A sport associated with gruff and unbridled strength, the iconic scribble and raw logo aptly represented the brand for many years. What followed the logo redesign was a sleeker, modern, and polished look that seemed to have moved away from the core principle itself.
While the company meant to update it to attract a wider audience, the loyalists gave the new logo a hard pass.
5) London Olympics
The famous 5-rings design, with its distinct colors, has been the unmistakable identity of the Olympics for centuries now. Every year as the baton passes to a new host, the logo changes. There have inevitably been great hits and misses when it comes to the Olympics logo.
While most have flown under the radar, the 2012 London Olympics was so disastrous that it became one of the most-talked-about logo redesign mishaps.
Both the symbolism of the bright colors for the summer Olympics and the typeface of 2012 seemed to have completely missed the mark with outlandishly bright colors and a non-conforming design style. In fact, you would miss the fact that it is for an Olympics event, if not for the 5-ring design at the top.
6) The SIMS 4
Possibly an industry most expected to undergo design revisions would be the entertainment/gaming industry. As the gaming universe gets updated and enhanced all the time, the longer-running franchisees often opt for a logo redesign to keep up with the times.
What started as something similar for The Sims 4 turned into rebranding for the logo and the gaming platform.
The change in color for the most important element of the game turned disastrous as the colors became too jarring and intolerable for gamers. Eventually, the design elements had to be revised to suit the gaming platforms and manage the drop in user experience for the gamers.
Amazon may have began as a simple bookstore, but it’s rapidly expanded its territory since its start. Accordingly, the company has made many logo changes to suit the time, brand evolution, and new markets it entered.

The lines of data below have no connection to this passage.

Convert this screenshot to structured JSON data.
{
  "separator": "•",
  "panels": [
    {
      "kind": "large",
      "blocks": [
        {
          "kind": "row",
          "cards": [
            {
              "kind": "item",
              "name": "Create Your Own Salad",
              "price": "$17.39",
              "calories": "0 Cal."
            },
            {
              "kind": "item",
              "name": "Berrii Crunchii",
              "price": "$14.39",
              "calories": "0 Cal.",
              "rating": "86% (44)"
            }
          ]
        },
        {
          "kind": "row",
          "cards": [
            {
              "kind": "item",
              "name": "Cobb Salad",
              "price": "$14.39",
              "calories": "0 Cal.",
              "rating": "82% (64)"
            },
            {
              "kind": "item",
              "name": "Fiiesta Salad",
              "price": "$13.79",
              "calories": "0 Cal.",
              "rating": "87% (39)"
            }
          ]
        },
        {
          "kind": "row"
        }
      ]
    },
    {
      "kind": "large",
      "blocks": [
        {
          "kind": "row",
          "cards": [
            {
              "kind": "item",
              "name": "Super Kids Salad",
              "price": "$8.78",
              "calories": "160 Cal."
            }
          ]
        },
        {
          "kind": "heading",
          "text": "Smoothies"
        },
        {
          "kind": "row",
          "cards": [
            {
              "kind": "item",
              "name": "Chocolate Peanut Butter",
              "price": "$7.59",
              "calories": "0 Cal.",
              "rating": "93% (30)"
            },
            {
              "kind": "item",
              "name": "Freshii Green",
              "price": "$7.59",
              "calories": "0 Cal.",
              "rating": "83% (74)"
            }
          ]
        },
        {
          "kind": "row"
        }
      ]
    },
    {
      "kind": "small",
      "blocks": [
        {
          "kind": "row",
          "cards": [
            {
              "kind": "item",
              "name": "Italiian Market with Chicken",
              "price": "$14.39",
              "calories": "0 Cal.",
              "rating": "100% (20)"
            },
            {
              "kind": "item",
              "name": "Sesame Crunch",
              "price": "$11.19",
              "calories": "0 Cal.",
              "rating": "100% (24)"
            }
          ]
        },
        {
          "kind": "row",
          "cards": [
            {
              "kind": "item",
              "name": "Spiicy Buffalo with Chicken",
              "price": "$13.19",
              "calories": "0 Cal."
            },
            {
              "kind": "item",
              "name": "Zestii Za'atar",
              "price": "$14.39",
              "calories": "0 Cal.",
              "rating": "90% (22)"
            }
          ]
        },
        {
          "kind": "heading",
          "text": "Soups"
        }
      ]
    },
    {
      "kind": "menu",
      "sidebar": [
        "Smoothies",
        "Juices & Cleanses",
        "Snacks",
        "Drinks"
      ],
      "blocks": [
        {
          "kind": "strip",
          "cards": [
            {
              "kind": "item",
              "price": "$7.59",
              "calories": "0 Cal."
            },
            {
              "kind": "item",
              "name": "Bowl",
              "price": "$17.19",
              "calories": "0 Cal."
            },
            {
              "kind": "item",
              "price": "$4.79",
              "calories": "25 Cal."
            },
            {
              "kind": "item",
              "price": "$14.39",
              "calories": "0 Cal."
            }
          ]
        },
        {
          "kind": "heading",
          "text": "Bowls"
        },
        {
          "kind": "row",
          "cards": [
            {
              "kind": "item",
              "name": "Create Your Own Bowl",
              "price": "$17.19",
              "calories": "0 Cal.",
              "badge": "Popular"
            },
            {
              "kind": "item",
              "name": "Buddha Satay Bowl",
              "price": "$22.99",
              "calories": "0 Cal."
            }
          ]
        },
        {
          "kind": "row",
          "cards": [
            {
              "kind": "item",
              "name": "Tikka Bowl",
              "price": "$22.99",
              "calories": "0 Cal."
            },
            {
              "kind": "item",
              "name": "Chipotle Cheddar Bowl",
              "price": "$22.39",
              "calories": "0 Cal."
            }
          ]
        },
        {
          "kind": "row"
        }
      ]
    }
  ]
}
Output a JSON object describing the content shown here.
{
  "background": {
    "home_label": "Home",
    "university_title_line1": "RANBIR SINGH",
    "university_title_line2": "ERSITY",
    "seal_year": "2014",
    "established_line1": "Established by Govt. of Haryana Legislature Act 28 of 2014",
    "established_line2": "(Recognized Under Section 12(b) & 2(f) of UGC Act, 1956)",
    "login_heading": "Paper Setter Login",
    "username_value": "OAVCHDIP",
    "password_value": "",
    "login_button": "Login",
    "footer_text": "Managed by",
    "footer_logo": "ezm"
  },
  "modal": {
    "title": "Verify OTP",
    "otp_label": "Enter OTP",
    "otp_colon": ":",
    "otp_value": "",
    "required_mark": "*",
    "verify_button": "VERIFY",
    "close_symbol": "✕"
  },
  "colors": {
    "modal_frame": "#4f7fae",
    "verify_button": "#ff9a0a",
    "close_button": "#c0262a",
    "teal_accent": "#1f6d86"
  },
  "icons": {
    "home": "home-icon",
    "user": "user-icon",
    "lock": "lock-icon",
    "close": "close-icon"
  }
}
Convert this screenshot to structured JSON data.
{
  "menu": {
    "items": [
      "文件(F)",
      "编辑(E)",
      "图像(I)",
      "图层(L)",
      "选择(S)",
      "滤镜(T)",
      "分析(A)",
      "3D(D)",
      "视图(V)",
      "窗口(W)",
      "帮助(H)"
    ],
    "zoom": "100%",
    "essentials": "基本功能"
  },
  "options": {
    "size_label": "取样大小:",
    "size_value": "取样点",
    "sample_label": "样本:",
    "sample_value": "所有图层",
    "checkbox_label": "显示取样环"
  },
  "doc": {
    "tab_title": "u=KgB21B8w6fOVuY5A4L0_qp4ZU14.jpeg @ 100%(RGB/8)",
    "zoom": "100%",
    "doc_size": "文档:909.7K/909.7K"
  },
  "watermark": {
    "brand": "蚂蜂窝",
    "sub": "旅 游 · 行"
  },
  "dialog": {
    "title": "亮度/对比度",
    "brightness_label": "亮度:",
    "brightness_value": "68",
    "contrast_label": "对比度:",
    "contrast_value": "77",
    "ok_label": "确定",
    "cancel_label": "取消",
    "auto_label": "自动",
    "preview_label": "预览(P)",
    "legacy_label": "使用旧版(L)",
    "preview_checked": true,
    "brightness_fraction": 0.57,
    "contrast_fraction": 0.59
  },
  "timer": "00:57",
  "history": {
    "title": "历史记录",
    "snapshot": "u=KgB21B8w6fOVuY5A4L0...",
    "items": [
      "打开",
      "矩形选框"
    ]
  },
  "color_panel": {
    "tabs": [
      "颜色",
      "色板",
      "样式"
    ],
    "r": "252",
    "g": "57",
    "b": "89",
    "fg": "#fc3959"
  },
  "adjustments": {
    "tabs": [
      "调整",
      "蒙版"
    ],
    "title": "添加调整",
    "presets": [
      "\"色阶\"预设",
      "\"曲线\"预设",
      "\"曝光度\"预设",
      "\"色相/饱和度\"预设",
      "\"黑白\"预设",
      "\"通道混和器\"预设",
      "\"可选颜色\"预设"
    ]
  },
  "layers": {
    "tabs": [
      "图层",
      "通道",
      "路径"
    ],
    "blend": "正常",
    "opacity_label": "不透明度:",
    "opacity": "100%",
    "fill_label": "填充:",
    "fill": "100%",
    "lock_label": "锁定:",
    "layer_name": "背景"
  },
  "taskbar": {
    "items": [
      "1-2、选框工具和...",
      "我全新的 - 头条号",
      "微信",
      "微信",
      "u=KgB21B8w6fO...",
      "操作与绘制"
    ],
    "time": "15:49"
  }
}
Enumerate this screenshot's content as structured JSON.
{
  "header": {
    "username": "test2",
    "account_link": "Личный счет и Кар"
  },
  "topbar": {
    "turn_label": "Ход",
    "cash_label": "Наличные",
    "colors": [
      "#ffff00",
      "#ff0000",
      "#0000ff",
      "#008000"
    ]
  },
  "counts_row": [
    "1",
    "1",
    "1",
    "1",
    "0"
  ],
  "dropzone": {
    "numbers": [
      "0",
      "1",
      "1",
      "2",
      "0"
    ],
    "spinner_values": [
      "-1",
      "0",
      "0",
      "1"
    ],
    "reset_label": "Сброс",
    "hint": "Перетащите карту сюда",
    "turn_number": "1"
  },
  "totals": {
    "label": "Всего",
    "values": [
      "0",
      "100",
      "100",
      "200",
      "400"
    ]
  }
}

However, a recent update to its famous shopping cart logo on the mobile platforms landed the company in trouble. The new logo with a strip of blue tape and the Amazon smile had an unfortunate resemblance to an infamous German dictator. Understandably, the company got called out for this uncanny similarity and released an emergency update to save it from being canceled on the internet.
Key Takeaways from the Worst Logo Redesigns
What should you take away from these logo redesign mishaps? Here’s a quick recap:
- While Hershey’s still stands by its logo, the company could have gone for a different design style to mask the similarity of the legendary “Kiss” and the poop emoji.
- Reebok and WWE went for major logo redesigns to make a statement but missed the mark in resonating with their customer’s existing connections with their brands in doing so.
- SIMS 4’s logo was an important step for the brand. But in failing to account for how the logo, and the overall design asset, would perform over different platforms, the company dropped the ball on user experience.
- Logo redesigns can spark up a conversation and challenge public opinion, sure. But there are some topics that one must closely avoid any association with, as was evident from the Amazon fiasco.
Design = Brand Identity
Logo design may feel like a small part of your brand. A tiny icon is visible in the corner of your stationery or a favicon when customers visit your website.
However, in reality, it is much more. The logo is your identity in an attention-deficit world and something your customers will subconsciously remember as your brand itself in their minds.
So, your logo has to align with your brand in all aspects.
And if it doesn’t, it’s worth the time and investment to start a redesign.
Kimp – Design Partners for an unshakable brand image
Branding is not something to squander away or leave to someone without extensive planning.
Kimp knows the value of building a brand and has been a design partner for many customers in their branding journey.
We don’t work on marketing designs alone. We help build brands too.
Curious to see what we can design for you? Start a free trial to experience what our designers bring to the table.